§ Your objective
Search the records for the string "title" and copy every line in which it appears.

§ Stored entries
-------------------------
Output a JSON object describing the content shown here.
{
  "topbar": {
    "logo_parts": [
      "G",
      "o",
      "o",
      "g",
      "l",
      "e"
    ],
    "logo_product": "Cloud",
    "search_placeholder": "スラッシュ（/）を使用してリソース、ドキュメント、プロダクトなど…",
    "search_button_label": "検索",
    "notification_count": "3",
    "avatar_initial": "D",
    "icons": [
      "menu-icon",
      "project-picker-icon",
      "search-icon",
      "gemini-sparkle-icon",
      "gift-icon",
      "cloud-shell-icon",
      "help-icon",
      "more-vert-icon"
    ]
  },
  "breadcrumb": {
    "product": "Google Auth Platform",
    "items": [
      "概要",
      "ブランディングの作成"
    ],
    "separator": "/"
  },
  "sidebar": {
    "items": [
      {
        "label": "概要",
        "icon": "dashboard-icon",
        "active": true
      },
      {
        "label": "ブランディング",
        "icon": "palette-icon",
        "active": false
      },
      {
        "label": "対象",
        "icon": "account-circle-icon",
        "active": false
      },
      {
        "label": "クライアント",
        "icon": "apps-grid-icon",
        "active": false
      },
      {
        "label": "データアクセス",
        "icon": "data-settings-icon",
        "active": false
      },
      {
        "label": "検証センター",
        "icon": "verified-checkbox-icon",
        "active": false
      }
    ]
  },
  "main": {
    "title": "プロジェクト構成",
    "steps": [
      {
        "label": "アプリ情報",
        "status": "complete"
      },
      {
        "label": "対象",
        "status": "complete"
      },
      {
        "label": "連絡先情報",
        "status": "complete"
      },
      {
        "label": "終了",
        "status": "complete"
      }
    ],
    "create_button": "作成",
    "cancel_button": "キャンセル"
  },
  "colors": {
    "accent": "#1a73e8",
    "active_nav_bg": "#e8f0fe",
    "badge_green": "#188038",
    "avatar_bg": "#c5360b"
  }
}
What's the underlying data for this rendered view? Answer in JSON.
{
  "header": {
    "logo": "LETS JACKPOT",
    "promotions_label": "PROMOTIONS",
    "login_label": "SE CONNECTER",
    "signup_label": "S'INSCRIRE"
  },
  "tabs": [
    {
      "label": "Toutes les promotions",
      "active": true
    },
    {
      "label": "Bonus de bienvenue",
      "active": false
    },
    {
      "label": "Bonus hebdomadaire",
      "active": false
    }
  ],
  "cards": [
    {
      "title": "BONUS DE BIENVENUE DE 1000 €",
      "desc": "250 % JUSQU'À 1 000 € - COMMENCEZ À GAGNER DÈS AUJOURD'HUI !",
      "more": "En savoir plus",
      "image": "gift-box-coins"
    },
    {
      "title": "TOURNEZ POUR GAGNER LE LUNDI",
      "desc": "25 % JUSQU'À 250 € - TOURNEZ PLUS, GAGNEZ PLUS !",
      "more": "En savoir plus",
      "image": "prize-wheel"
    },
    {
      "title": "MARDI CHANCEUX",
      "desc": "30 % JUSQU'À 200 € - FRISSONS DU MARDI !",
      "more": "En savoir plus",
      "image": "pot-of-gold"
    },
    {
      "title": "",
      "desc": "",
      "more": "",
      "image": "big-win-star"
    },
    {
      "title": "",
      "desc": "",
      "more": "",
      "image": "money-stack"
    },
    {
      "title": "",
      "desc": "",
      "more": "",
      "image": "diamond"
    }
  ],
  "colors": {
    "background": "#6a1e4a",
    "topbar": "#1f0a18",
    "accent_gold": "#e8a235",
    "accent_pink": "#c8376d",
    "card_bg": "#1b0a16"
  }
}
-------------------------
§ Exercise response
    "title": "プロジェクト構成",
      "title": "BONUS DE BIENVENUE DE 1000 €",
      "title": "TOURNEZ POUR GAGNER LE LUNDI",
      "title": "MARDI CHANCEUX",
      "title": "",
      "title": "",
      "title": "",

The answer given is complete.